The elements in the periodic table are often divided into four categories: (1) main group elements, (2) transition metals, (3) lanthanides, and (4) actinides. The main group elements include the active metals in the two columns on the extreme left of the periodic table and the metals, semi metals, and nonmetals in the six columns on the far right. The transition metals are the metallic elements between the two sides of the table. The lanthanides and the actinides at the bottom of the table are sometimes known as the inner transition metals because they have atomic numbers that fall between the first and second elements in the last two rows of the transition metals.
The 38 elements in groups 3 through 12 of the periodic table are called
"transition metals". As with all metals, the transition elements are both ductile and malleable, and conduct electricity and heat. The interesting thing about transition metals is that they use to combine with other elements, are present in more than one shell.
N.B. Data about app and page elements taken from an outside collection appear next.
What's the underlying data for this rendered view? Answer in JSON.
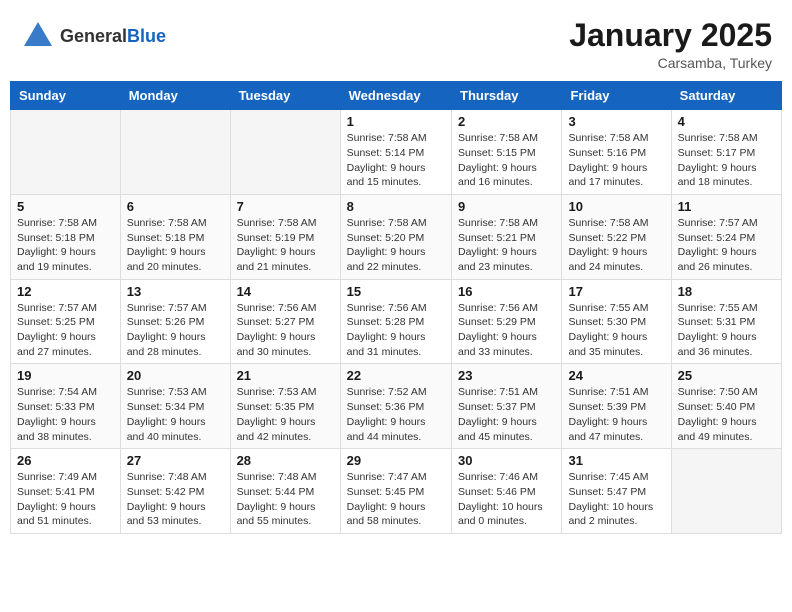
{
  "header": {
    "logo_general": "General",
    "logo_blue": "Blue",
    "month": "January 2025",
    "location": "Carsamba, Turkey"
  },
  "weekdays": [
    "Sunday",
    "Monday",
    "Tuesday",
    "Wednesday",
    "Thursday",
    "Friday",
    "Saturday"
  ],
  "weeks": [
    [
      {
        "day": "",
        "info": ""
      },
      {
        "day": "",
        "info": ""
      },
      {
        "day": "",
        "info": ""
      },
      {
        "day": "1",
        "info": "Sunrise: 7:58 AM\nSunset: 5:14 PM\nDaylight: 9 hours\nand 15 minutes."
      },
      {
        "day": "2",
        "info": "Sunrise: 7:58 AM\nSunset: 5:15 PM\nDaylight: 9 hours\nand 16 minutes."
      },
      {
        "day": "3",
        "info": "Sunrise: 7:58 AM\nSunset: 5:16 PM\nDaylight: 9 hours\nand 17 minutes."
      },
      {
        "day": "4",
        "info": "Sunrise: 7:58 AM\nSunset: 5:17 PM\nDaylight: 9 hours\nand 18 minutes."
      }
    ],
    [
      {
        "day": "5",
        "info": "Sunrise: 7:58 AM\nSunset: 5:18 PM\nDaylight: 9 hours\nand 19 minutes."
      },
      {
        "day": "6",
        "info": "Sunrise: 7:58 AM\nSunset: 5:18 PM\nDaylight: 9 hours\nand 20 minutes."
      },
      {
        "day": "7",
        "info": "Sunrise: 7:58 AM\nSunset: 5:19 PM\nDaylight: 9 hours\nand 21 minutes."
      },
      {
        "day": "8",
        "info": "Sunrise: 7:58 AM\nSunset: 5:20 PM\nDaylight: 9 hours\nand 22 minutes."
      },
      {
        "day": "9",
        "info": "Sunrise: 7:58 AM\nSunset: 5:21 PM\nDaylight: 9 hours\nand 23 minutes."
      },
      {
        "day": "10",
        "info": "Sunrise: 7:58 AM\nSunset: 5:22 PM\nDaylight: 9 hours\nand 24 minutes."
      },
      {
        "day": "11",
        "info": "Sunrise: 7:57 AM\nSunset: 5:24 PM\nDaylight: 9 hours\nand 26 minutes."
      }
    ],
    [
      {
        "day": "12",
        "info": "Sunrise: 7:57 AM\nSunset: 5:25 PM\nDaylight: 9 hours\nand 27 minutes."
      },
      {
        "day": "13",
        "info": "Sunrise: 7:57 AM\nSunset: 5:26 PM\nDaylight: 9 hours\nand 28 minutes."
      },
      {
        "day": "14",
        "info": "Sunrise: 7:56 AM\nSunset: 5:27 PM\nDaylight: 9 hours\nand 30 minutes."
      },
      {
        "day": "15",
        "info": "Sunrise: 7:56 AM\nSunset: 5:28 PM\nDaylight: 9 hours\nand 31 minutes."
      },
      {
        "day": "16",
        "info": "Sunrise: 7:56 AM\nSunset: 5:29 PM\nDaylight: 9 hours\nand 33 minutes."
      },
      {
        "day": "17",
        "info": "Sunrise: 7:55 AM\nSunset: 5:30 PM\nDaylight: 9 hours\nand 35 minutes."
      },
      {
        "day": "18",
        "info": "Sunrise: 7:55 AM\nSunset: 5:31 PM\nDaylight: 9 hours\nand 36 minutes."
      }
    ],
    [
      {
        "day": "19",
        "info": "Sunrise: 7:54 AM\nSunset: 5:33 PM\nDaylight: 9 hours\nand 38 minutes."
      },
      {
        "day": "20",
        "info": "Sunrise: 7:53 AM\nSunset: 5:34 PM\nDaylight: 9 hours\nand 40 minutes."
      },
      {
        "day": "21",
        "info": "Sunrise: 7:53 AM\nSunset: 5:35 PM\nDaylight: 9 hours\nand 42 minutes."
      },
      {
        "day": "22",
        "info": "Sunrise: 7:52 AM\nSunset: 5:36 PM\nDaylight: 9 hours\nand 44 minutes."
      },
      {
        "day": "23",
        "info": "Sunrise: 7:51 AM\nSunset: 5:37 PM\nDaylight: 9 hours\nand 45 minutes."
      },
      {
        "day": "24",
        "info": "Sunrise: 7:51 AM\nSunset: 5:39 PM\nDaylight: 9 hours\nand 47 minutes."
      },
      {
        "day": "25",
        "info": "Sunrise: 7:50 AM\nSunset: 5:40 PM\nDaylight: 9 hours\nand 49 minutes."
      }
    ],
    [
      {
        "day": "26",
        "info": "Sunrise: 7:49 AM\nSunset: 5:41 PM\nDaylight: 9 hours\nand 51 minutes."
      },
      {
        "day": "27",
        "info": "Sunrise: 7:48 AM\nSunset: 5:42 PM\nDaylight: 9 hours\nand 53 minutes."
      },
      {
        "day": "28",
        "info": "Sunrise: 7:48 AM\nSunset: 5:44 PM\nDaylight: 9 hours\nand 55 minutes."
      },
      {
        "day": "29",
        "info": "Sunrise: 7:47 AM\nSunset: 5:45 PM\nDaylight: 9 hours\nand 58 minutes."
      },
      {
        "day": "30",
        "info": "Sunrise: 7:46 AM\nSunset: 5:46 PM\nDaylight: 10 hours\nand 0 minutes."
      },
      {
        "day": "31",
        "info": "Sunrise: 7:45 AM\nSunset: 5:47 PM\nDaylight: 10 hours\nand 2 minutes."
      },
      {
        "day": "",
        "info": ""
      }
    ]
  ]
}
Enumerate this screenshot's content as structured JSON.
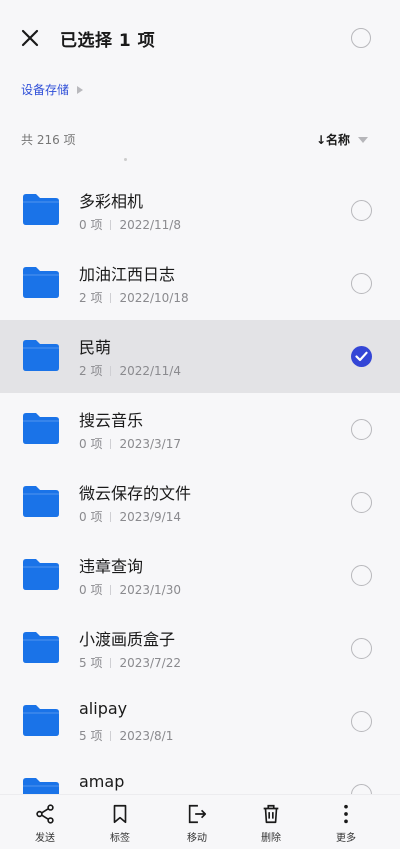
{
  "header": {
    "title": "已选择 1 项"
  },
  "breadcrumb": {
    "label": "设备存储"
  },
  "list_header": {
    "count": "共 216 项",
    "sort": "↓名称"
  },
  "items": [
    {
      "name": "多彩相机",
      "count": "0 项",
      "date": "2022/11/8",
      "selected": false
    },
    {
      "name": "加油江西日志",
      "count": "2 项",
      "date": "2022/10/18",
      "selected": false
    },
    {
      "name": "民萌",
      "count": "2 项",
      "date": "2022/11/4",
      "selected": true
    },
    {
      "name": "搜云音乐",
      "count": "0 项",
      "date": "2023/3/17",
      "selected": false
    },
    {
      "name": "微云保存的文件",
      "count": "0 项",
      "date": "2023/9/14",
      "selected": false
    },
    {
      "name": "违章查询",
      "count": "0 项",
      "date": "2023/1/30",
      "selected": false
    },
    {
      "name": "小渡画质盒子",
      "count": "5 项",
      "date": "2023/7/22",
      "selected": false
    },
    {
      "name": "alipay",
      "count": "5 项",
      "date": "2023/8/1",
      "selected": false
    },
    {
      "name": "amap",
      "count": "",
      "date": "",
      "selected": false
    }
  ],
  "toolbar": {
    "send": "发送",
    "tag": "标签",
    "move": "移动",
    "delete": "删除",
    "more": "更多"
  },
  "colors": {
    "accent": "#3446d6",
    "folder": "#1a73e8",
    "link": "#2f4fd8",
    "selected_row": "#e3e3e6"
  },
  "icons": [
    "close-icon",
    "chevron-right-icon",
    "sort-caret-icon",
    "folder-icon",
    "check-icon",
    "share-icon",
    "bookmark-icon",
    "move-icon",
    "trash-icon",
    "more-vertical-icon"
  ]
}
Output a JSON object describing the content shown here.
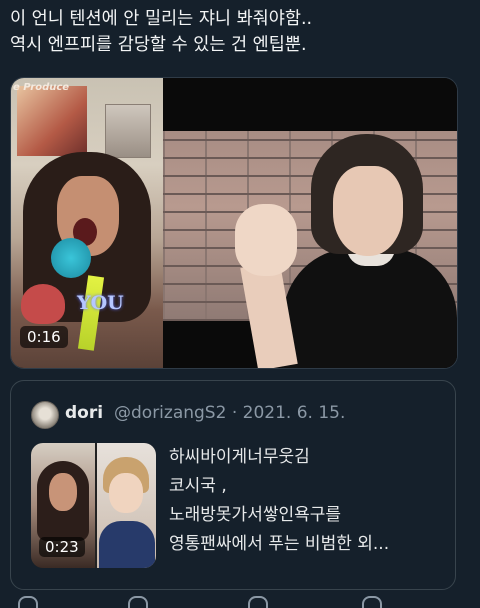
{
  "tweet": {
    "lines": [
      "이 언니 텐션에 안 밀리는 쟈니 봐줘야함..",
      "역시 엔프피를 감당할 수 있는 건 엔팁뿐."
    ]
  },
  "video": {
    "duration": "0:16",
    "overlay_text": "e Produce",
    "sticker_text": "YOU"
  },
  "quote": {
    "name": "dori",
    "handle_date": "@dorizangS2 · 2021. 6. 15.",
    "thumb_duration": "0:23",
    "text_lines": [
      "하씨바이게너무웃김",
      "코시국 ,",
      "노래방못가서쌓인욕구를",
      "영통팬싸에서 푸는 비범한 외..."
    ]
  }
}
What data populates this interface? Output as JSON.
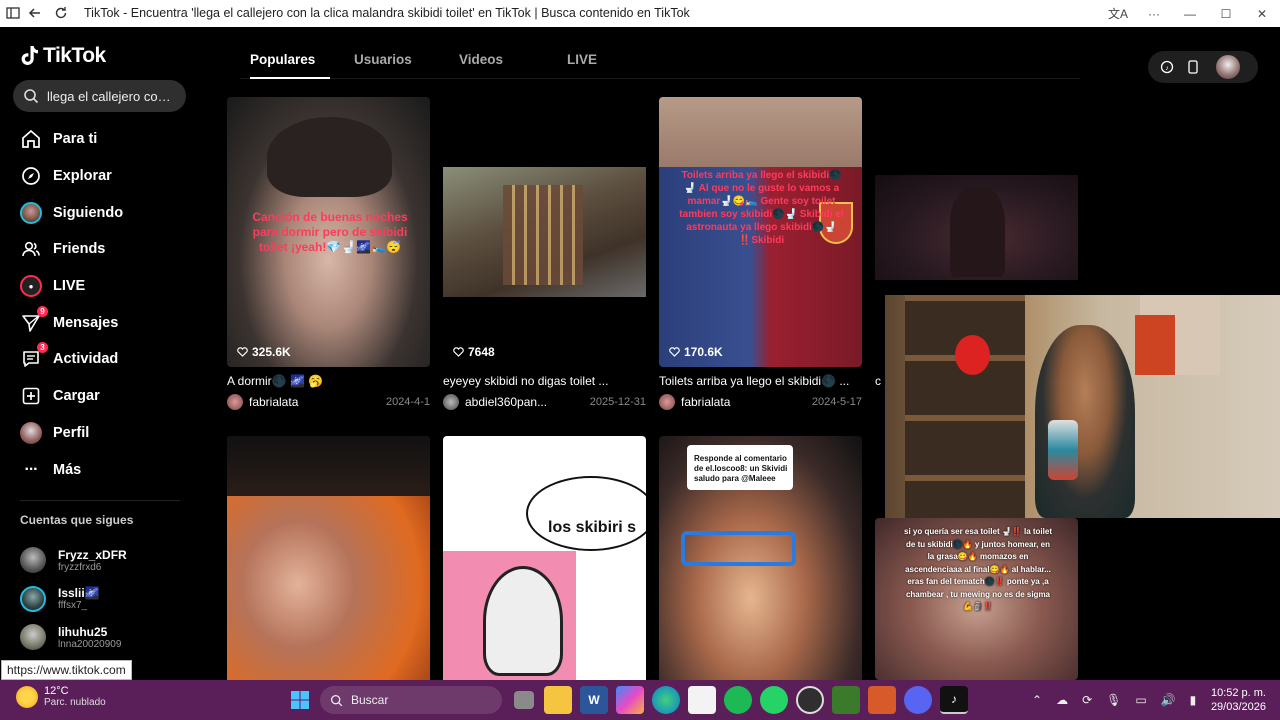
{
  "window": {
    "title": "TikTok - Encuentra 'llega el callejero con la clica malandra skibidi toilet' en TikTok | Busca contenido en TikTok"
  },
  "app": {
    "logo_text": "TikTok",
    "search_value": "llega el callejero con l...",
    "nav": [
      {
        "label": "Para ti",
        "icon": "home-icon"
      },
      {
        "label": "Explorar",
        "icon": "compass-icon"
      },
      {
        "label": "Siguiendo",
        "icon": "following-avatar-icon"
      },
      {
        "label": "Friends",
        "icon": "friends-icon"
      },
      {
        "label": "LIVE",
        "icon": "live-icon"
      },
      {
        "label": "Mensajes",
        "icon": "send-icon",
        "badge": "9"
      },
      {
        "label": "Actividad",
        "icon": "message-icon",
        "badge": "3"
      },
      {
        "label": "Cargar",
        "icon": "upload-icon"
      },
      {
        "label": "Perfil",
        "icon": "profile-avatar-icon"
      },
      {
        "label": "Más",
        "icon": "more-icon"
      }
    ],
    "following_title": "Cuentas que sigues",
    "following": [
      {
        "name": "Fryzz_xDFR",
        "handle": "fryzzfrxd6"
      },
      {
        "name": "Isslii🌌",
        "handle": "fffsx7_"
      },
      {
        "name": "lihuhu25",
        "handle": "lnna20020909"
      }
    ],
    "url_tooltip": "https://www.tiktok.com",
    "tabs": [
      "Populares",
      "Usuarios",
      "Videos",
      "LIVE"
    ],
    "active_tab": "Populares"
  },
  "videos": [
    {
      "likes": "325.6K",
      "desc": "A dormir🌑 🌌 🥱",
      "user": "fabrialata",
      "date": "2024-4-1",
      "overlay": "Canción de buenas noches para dormir pero de skibidi toilet ¡yeah!💎🚽🌌🛌😴"
    },
    {
      "likes": "7648",
      "desc": "eyeyey skibidi no digas toilet ...",
      "user": "abdiel360pan...",
      "date": "2025-12-31",
      "overlay": ""
    },
    {
      "likes": "170.6K",
      "desc": "Toilets arriba ya llego el skibidi🌑 ...",
      "user": "fabrialata",
      "date": "2024-5-17",
      "overlay": "Toilets arriba ya llego el skibidi🌑🚽 Al que no le guste lo vamos a mamar🚽😋🛌 Gente soy toilet tambien soy skibidi🌑🚽 Skibidi el astronauta ya llego skibidi🌑🚽 ‼️Skibidi"
    },
    {
      "likes": "",
      "desc": "c",
      "user": "",
      "date": "",
      "overlay": ""
    },
    {
      "likes": "",
      "desc": "",
      "user": "",
      "date": "",
      "overlay": ""
    },
    {
      "likes": "",
      "desc": "",
      "user": "",
      "date": "",
      "overlay": "los skibiri s"
    },
    {
      "likes": "",
      "desc": "",
      "user": "",
      "date": "",
      "overlay": "Responde al comentario de el.loscoo8: un Skividi saludo para @Maleee"
    },
    {
      "likes": "",
      "desc": "",
      "user": "",
      "date": "",
      "overlay": "si yo quería ser esa toilet 🚽‼️ la toilet de tu skibidi🌑🔥 y juntos homear, en la grasa😋🔥 momazos en ascendenciaaa al final😋🔥 al hablar... eras fan del tematch🌑‼️ ponte ya ,a chambear , tu mewing no es de sigma💪🗿‼️"
    }
  ],
  "taskbar": {
    "temp": "12°C",
    "weather": "Parc. nublado",
    "search_placeholder": "Buscar",
    "time": "10:52 p. m.",
    "date": "29/03/2026"
  },
  "colors": {
    "accent": "#fe2c55",
    "taskbar": "#5a1f58"
  }
}
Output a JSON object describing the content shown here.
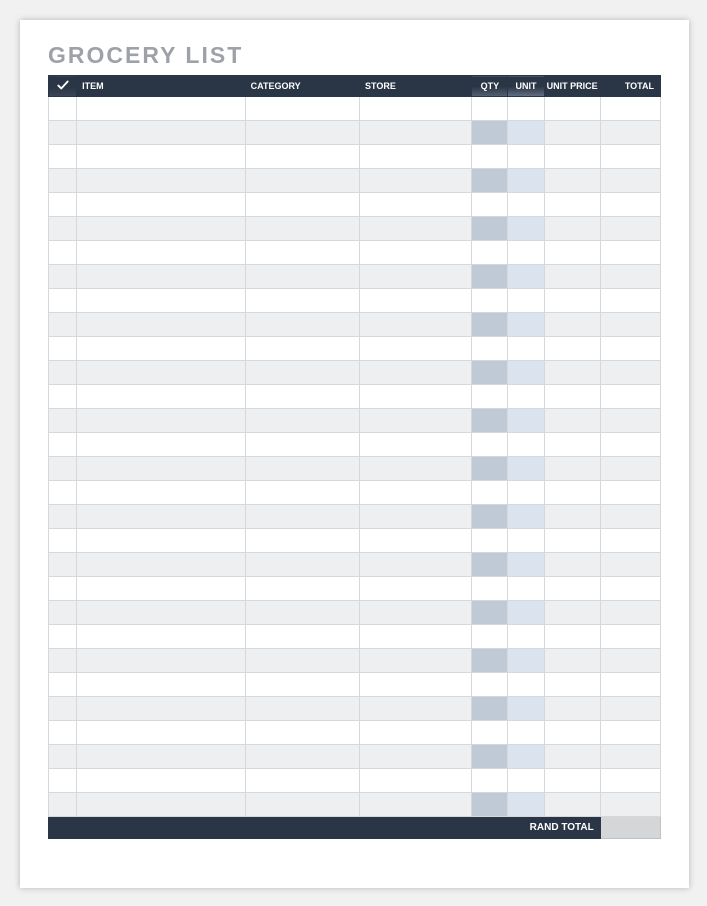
{
  "title": "GROCERY LIST",
  "columns": {
    "check": "",
    "item": "ITEM",
    "category": "CATEGORY",
    "store": "STORE",
    "qty": "QTY",
    "unit": "UNIT",
    "unit_price": "UNIT PRICE",
    "total": "TOTAL"
  },
  "row_count": 30,
  "rows": [
    {
      "check": "",
      "item": "",
      "category": "",
      "store": "",
      "qty": "",
      "unit": "",
      "unit_price": "",
      "total": ""
    },
    {
      "check": "",
      "item": "",
      "category": "",
      "store": "",
      "qty": "",
      "unit": "",
      "unit_price": "",
      "total": ""
    },
    {
      "check": "",
      "item": "",
      "category": "",
      "store": "",
      "qty": "",
      "unit": "",
      "unit_price": "",
      "total": ""
    },
    {
      "check": "",
      "item": "",
      "category": "",
      "store": "",
      "qty": "",
      "unit": "",
      "unit_price": "",
      "total": ""
    },
    {
      "check": "",
      "item": "",
      "category": "",
      "store": "",
      "qty": "",
      "unit": "",
      "unit_price": "",
      "total": ""
    },
    {
      "check": "",
      "item": "",
      "category": "",
      "store": "",
      "qty": "",
      "unit": "",
      "unit_price": "",
      "total": ""
    },
    {
      "check": "",
      "item": "",
      "category": "",
      "store": "",
      "qty": "",
      "unit": "",
      "unit_price": "",
      "total": ""
    },
    {
      "check": "",
      "item": "",
      "category": "",
      "store": "",
      "qty": "",
      "unit": "",
      "unit_price": "",
      "total": ""
    },
    {
      "check": "",
      "item": "",
      "category": "",
      "store": "",
      "qty": "",
      "unit": "",
      "unit_price": "",
      "total": ""
    },
    {
      "check": "",
      "item": "",
      "category": "",
      "store": "",
      "qty": "",
      "unit": "",
      "unit_price": "",
      "total": ""
    },
    {
      "check": "",
      "item": "",
      "category": "",
      "store": "",
      "qty": "",
      "unit": "",
      "unit_price": "",
      "total": ""
    },
    {
      "check": "",
      "item": "",
      "category": "",
      "store": "",
      "qty": "",
      "unit": "",
      "unit_price": "",
      "total": ""
    },
    {
      "check": "",
      "item": "",
      "category": "",
      "store": "",
      "qty": "",
      "unit": "",
      "unit_price": "",
      "total": ""
    },
    {
      "check": "",
      "item": "",
      "category": "",
      "store": "",
      "qty": "",
      "unit": "",
      "unit_price": "",
      "total": ""
    },
    {
      "check": "",
      "item": "",
      "category": "",
      "store": "",
      "qty": "",
      "unit": "",
      "unit_price": "",
      "total": ""
    },
    {
      "check": "",
      "item": "",
      "category": "",
      "store": "",
      "qty": "",
      "unit": "",
      "unit_price": "",
      "total": ""
    },
    {
      "check": "",
      "item": "",
      "category": "",
      "store": "",
      "qty": "",
      "unit": "",
      "unit_price": "",
      "total": ""
    },
    {
      "check": "",
      "item": "",
      "category": "",
      "store": "",
      "qty": "",
      "unit": "",
      "unit_price": "",
      "total": ""
    },
    {
      "check": "",
      "item": "",
      "category": "",
      "store": "",
      "qty": "",
      "unit": "",
      "unit_price": "",
      "total": ""
    },
    {
      "check": "",
      "item": "",
      "category": "",
      "store": "",
      "qty": "",
      "unit": "",
      "unit_price": "",
      "total": ""
    },
    {
      "check": "",
      "item": "",
      "category": "",
      "store": "",
      "qty": "",
      "unit": "",
      "unit_price": "",
      "total": ""
    },
    {
      "check": "",
      "item": "",
      "category": "",
      "store": "",
      "qty": "",
      "unit": "",
      "unit_price": "",
      "total": ""
    },
    {
      "check": "",
      "item": "",
      "category": "",
      "store": "",
      "qty": "",
      "unit": "",
      "unit_price": "",
      "total": ""
    },
    {
      "check": "",
      "item": "",
      "category": "",
      "store": "",
      "qty": "",
      "unit": "",
      "unit_price": "",
      "total": ""
    },
    {
      "check": "",
      "item": "",
      "category": "",
      "store": "",
      "qty": "",
      "unit": "",
      "unit_price": "",
      "total": ""
    },
    {
      "check": "",
      "item": "",
      "category": "",
      "store": "",
      "qty": "",
      "unit": "",
      "unit_price": "",
      "total": ""
    },
    {
      "check": "",
      "item": "",
      "category": "",
      "store": "",
      "qty": "",
      "unit": "",
      "unit_price": "",
      "total": ""
    },
    {
      "check": "",
      "item": "",
      "category": "",
      "store": "",
      "qty": "",
      "unit": "",
      "unit_price": "",
      "total": ""
    },
    {
      "check": "",
      "item": "",
      "category": "",
      "store": "",
      "qty": "",
      "unit": "",
      "unit_price": "",
      "total": ""
    },
    {
      "check": "",
      "item": "",
      "category": "",
      "store": "",
      "qty": "",
      "unit": "",
      "unit_price": "",
      "total": ""
    }
  ],
  "footer": {
    "label": "RAND TOTAL",
    "value": ""
  }
}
This is the reason why they often show some common oxidation states. There are three noteworthy elements in the transition metals family. These elements are iron, cobalt, and nickel, and they are the only elements known to produce a magnetic field.
The physical and chemical properties of the transition elements are, in many ways, very different from the physical and chemical properties of the alkali and alkaline earth metals. Some of these differences are discussed in the sections that are followed.
The properties of the transition elements do not modify greatly across a period. For example, in the second period elements. Sodium and magnesium have unique metallic properties, silicon is a metalloid, phosphorous and sulfur are solids with nonmetallic properties, and chlorine and argon are gases. There is a clear movement from elements with metallic properties to elements with nonmetallic properties. The properties of the transition metals do not modify greatly...